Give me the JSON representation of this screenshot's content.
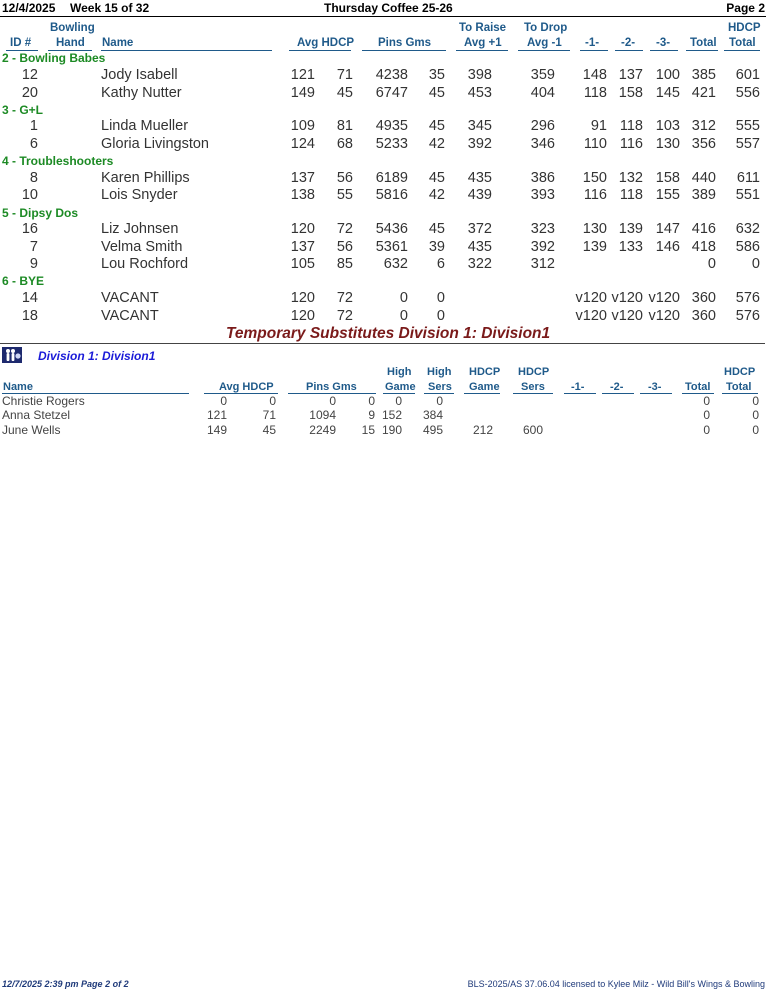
{
  "header": {
    "date": "12/4/2025",
    "week": "Week 15 of 32",
    "title": "Thursday Coffee 25-26",
    "page": "Page 2"
  },
  "columns": {
    "id": "ID #",
    "bowling": "Bowling",
    "hand": "Hand",
    "name": "Name",
    "avg_hdcp": "Avg HDCP",
    "pins_gms": "Pins  Gms",
    "to_raise": "To Raise",
    "avg_plus": "Avg +1",
    "to_drop": "To Drop",
    "avg_minus": "Avg -1",
    "g1": "-1-",
    "g2": "-2-",
    "g3": "-3-",
    "total": "Total",
    "hdcp": "HDCP",
    "hdcp_total": "Total"
  },
  "teams": [
    {
      "label": "2 - Bowling Babes",
      "bowlers": [
        {
          "id": "12",
          "name": "Jody Isabell",
          "avg": "121",
          "hdcp": "71",
          "pins": "4238",
          "gms": "35",
          "raise": "398",
          "drop": "359",
          "g1": "148",
          "g2": "137",
          "g3": "100",
          "total": "385",
          "hdcp_total": "601"
        },
        {
          "id": "20",
          "name": "Kathy Nutter",
          "avg": "149",
          "hdcp": "45",
          "pins": "6747",
          "gms": "45",
          "raise": "453",
          "drop": "404",
          "g1": "118",
          "g2": "158",
          "g3": "145",
          "total": "421",
          "hdcp_total": "556"
        }
      ]
    },
    {
      "label": "3 - G+L",
      "bowlers": [
        {
          "id": "1",
          "name": "Linda Mueller",
          "avg": "109",
          "hdcp": "81",
          "pins": "4935",
          "gms": "45",
          "raise": "345",
          "drop": "296",
          "g1": "91",
          "g2": "118",
          "g3": "103",
          "total": "312",
          "hdcp_total": "555"
        },
        {
          "id": "6",
          "name": "Gloria Livingston",
          "avg": "124",
          "hdcp": "68",
          "pins": "5233",
          "gms": "42",
          "raise": "392",
          "drop": "346",
          "g1": "110",
          "g2": "116",
          "g3": "130",
          "total": "356",
          "hdcp_total": "557"
        }
      ]
    },
    {
      "label": "4 - Troubleshooters",
      "bowlers": [
        {
          "id": "8",
          "name": "Karen Phillips",
          "avg": "137",
          "hdcp": "56",
          "pins": "6189",
          "gms": "45",
          "raise": "435",
          "drop": "386",
          "g1": "150",
          "g2": "132",
          "g3": "158",
          "total": "440",
          "hdcp_total": "611"
        },
        {
          "id": "10",
          "name": "Lois Snyder",
          "avg": "138",
          "hdcp": "55",
          "pins": "5816",
          "gms": "42",
          "raise": "439",
          "drop": "393",
          "g1": "116",
          "g2": "118",
          "g3": "155",
          "total": "389",
          "hdcp_total": "551"
        }
      ]
    },
    {
      "label": "5 - Dipsy Dos",
      "bowlers": [
        {
          "id": "16",
          "name": "Liz Johnsen",
          "avg": "120",
          "hdcp": "72",
          "pins": "5436",
          "gms": "45",
          "raise": "372",
          "drop": "323",
          "g1": "130",
          "g2": "139",
          "g3": "147",
          "total": "416",
          "hdcp_total": "632"
        },
        {
          "id": "7",
          "name": "Velma Smith",
          "avg": "137",
          "hdcp": "56",
          "pins": "5361",
          "gms": "39",
          "raise": "435",
          "drop": "392",
          "g1": "139",
          "g2": "133",
          "g3": "146",
          "total": "418",
          "hdcp_total": "586"
        },
        {
          "id": "9",
          "name": "Lou Rochford",
          "avg": "105",
          "hdcp": "85",
          "pins": "632",
          "gms": "6",
          "raise": "322",
          "drop": "312",
          "g1": "",
          "g2": "",
          "g3": "",
          "total": "0",
          "hdcp_total": "0"
        }
      ]
    },
    {
      "label": "6 - BYE",
      "bowlers": [
        {
          "id": "14",
          "name": "VACANT",
          "avg": "120",
          "hdcp": "72",
          "pins": "0",
          "gms": "0",
          "raise": "",
          "drop": "",
          "g1": "v120",
          "g2": "v120",
          "g3": "v120",
          "total": "360",
          "hdcp_total": "576"
        },
        {
          "id": "18",
          "name": "VACANT",
          "avg": "120",
          "hdcp": "72",
          "pins": "0",
          "gms": "0",
          "raise": "",
          "drop": "",
          "g1": "v120",
          "g2": "v120",
          "g3": "v120",
          "total": "360",
          "hdcp_total": "576"
        }
      ]
    }
  ],
  "subs": {
    "title": "Temporary Substitutes   Division 1: Division1",
    "division_label": "Division 1: Division1",
    "icon": "bowling-pins-icon",
    "columns": {
      "name": "Name",
      "avg_hdcp": "Avg HDCP",
      "pins_gms": "Pins  Gms",
      "high": "High",
      "game": "Game",
      "sers": "Sers",
      "hdcp": "HDCP",
      "g1": "-1-",
      "g2": "-2-",
      "g3": "-3-",
      "total": "Total"
    },
    "rows": [
      {
        "name": "Christie Rogers",
        "avg": "0",
        "hdcp": "0",
        "pins": "0",
        "gms": "0",
        "hg": "0",
        "hs": "0",
        "hdg": "",
        "hds": "",
        "total": "0",
        "hdcp_total": "0"
      },
      {
        "name": "Anna Stetzel",
        "avg": "121",
        "hdcp": "71",
        "pins": "1094",
        "gms": "9",
        "hg": "152",
        "hs": "384",
        "hdg": "",
        "hds": "",
        "total": "0",
        "hdcp_total": "0"
      },
      {
        "name": "June Wells",
        "avg": "149",
        "hdcp": "45",
        "pins": "2249",
        "gms": "15",
        "hg": "190",
        "hs": "495",
        "hdg": "212",
        "hds": "600",
        "total": "0",
        "hdcp_total": "0"
      }
    ]
  },
  "footer": {
    "left": "12/7/2025  2:39 pm  Page 2 of 2",
    "right": "BLS-2025/AS 37.06.04 licensed to Kylee Milz - Wild Bill's Wings & Bowling"
  }
}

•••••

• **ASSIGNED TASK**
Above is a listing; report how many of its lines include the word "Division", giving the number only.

• **RESULT**
2